> **PROBLEM**
Set the records down again in full, exactly as they are, apart from the images.

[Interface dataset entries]
•••

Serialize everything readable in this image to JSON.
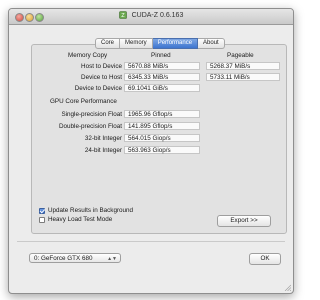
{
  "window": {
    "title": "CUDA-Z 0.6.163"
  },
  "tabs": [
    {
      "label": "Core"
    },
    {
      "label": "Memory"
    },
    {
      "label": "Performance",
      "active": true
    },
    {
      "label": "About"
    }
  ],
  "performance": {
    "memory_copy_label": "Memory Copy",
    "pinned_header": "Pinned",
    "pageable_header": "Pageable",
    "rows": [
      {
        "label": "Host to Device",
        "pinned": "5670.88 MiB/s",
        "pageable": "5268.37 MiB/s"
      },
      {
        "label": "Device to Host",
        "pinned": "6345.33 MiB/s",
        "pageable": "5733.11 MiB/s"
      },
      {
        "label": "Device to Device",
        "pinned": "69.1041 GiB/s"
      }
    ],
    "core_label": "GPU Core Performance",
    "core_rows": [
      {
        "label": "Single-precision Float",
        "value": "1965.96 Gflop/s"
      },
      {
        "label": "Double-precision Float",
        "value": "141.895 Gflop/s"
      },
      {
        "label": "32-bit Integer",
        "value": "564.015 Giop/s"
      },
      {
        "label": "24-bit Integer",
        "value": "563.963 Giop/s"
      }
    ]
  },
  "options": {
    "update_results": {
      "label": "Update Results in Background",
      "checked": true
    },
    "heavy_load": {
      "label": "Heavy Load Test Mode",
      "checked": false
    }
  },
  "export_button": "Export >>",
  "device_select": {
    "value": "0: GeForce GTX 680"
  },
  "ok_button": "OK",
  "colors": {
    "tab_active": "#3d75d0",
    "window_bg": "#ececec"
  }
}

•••

> **RESULT OF THIS EXERCISE**
Serialize everything readable in this image to JSON.
{
  "window": {
    "title": "CUDA-Z 0.6.163"
  },
  "tabs": [
    {
      "label": "Core"
    },
    {
      "label": "Memory"
    },
    {
      "label": "Performance",
      "active": true
    },
    {
      "label": "About"
    }
  ],
  "performance": {
    "memory_copy_label": "Memory Copy",
    "pinned_header": "Pinned",
    "pageable_header": "Pageable",
    "rows": [
      {
        "label": "Host to Device",
        "pinned": "5670.88 MiB/s",
        "pageable": "5268.37 MiB/s"
      },
      {
        "label": "Device to Host",
        "pinned": "6345.33 MiB/s",
        "pageable": "5733.11 MiB/s"
      },
      {
        "label": "Device to Device",
        "pinned": "69.1041 GiB/s"
      }
    ],
    "core_label": "GPU Core Performance",
    "core_rows": [
      {
        "label": "Single-precision Float",
        "value": "1965.96 Gflop/s"
      },
      {
        "label": "Double-precision Float",
        "value": "141.895 Gflop/s"
      },
      {
        "label": "32-bit Integer",
        "value": "564.015 Giop/s"
      },
      {
        "label": "24-bit Integer",
        "value": "563.963 Giop/s"
      }
    ]
  },
  "options": {
    "update_results": {
      "label": "Update Results in Background",
      "checked": true
    },
    "heavy_load": {
      "label": "Heavy Load Test Mode",
      "checked": false
    }
  },
  "export_button": "Export >>",
  "device_select": {
    "value": "0: GeForce GTX 680"
  },
  "ok_button": "OK",
  "colors": {
    "tab_active": "#3d75d0",
    "window_bg": "#ececec"
  }
}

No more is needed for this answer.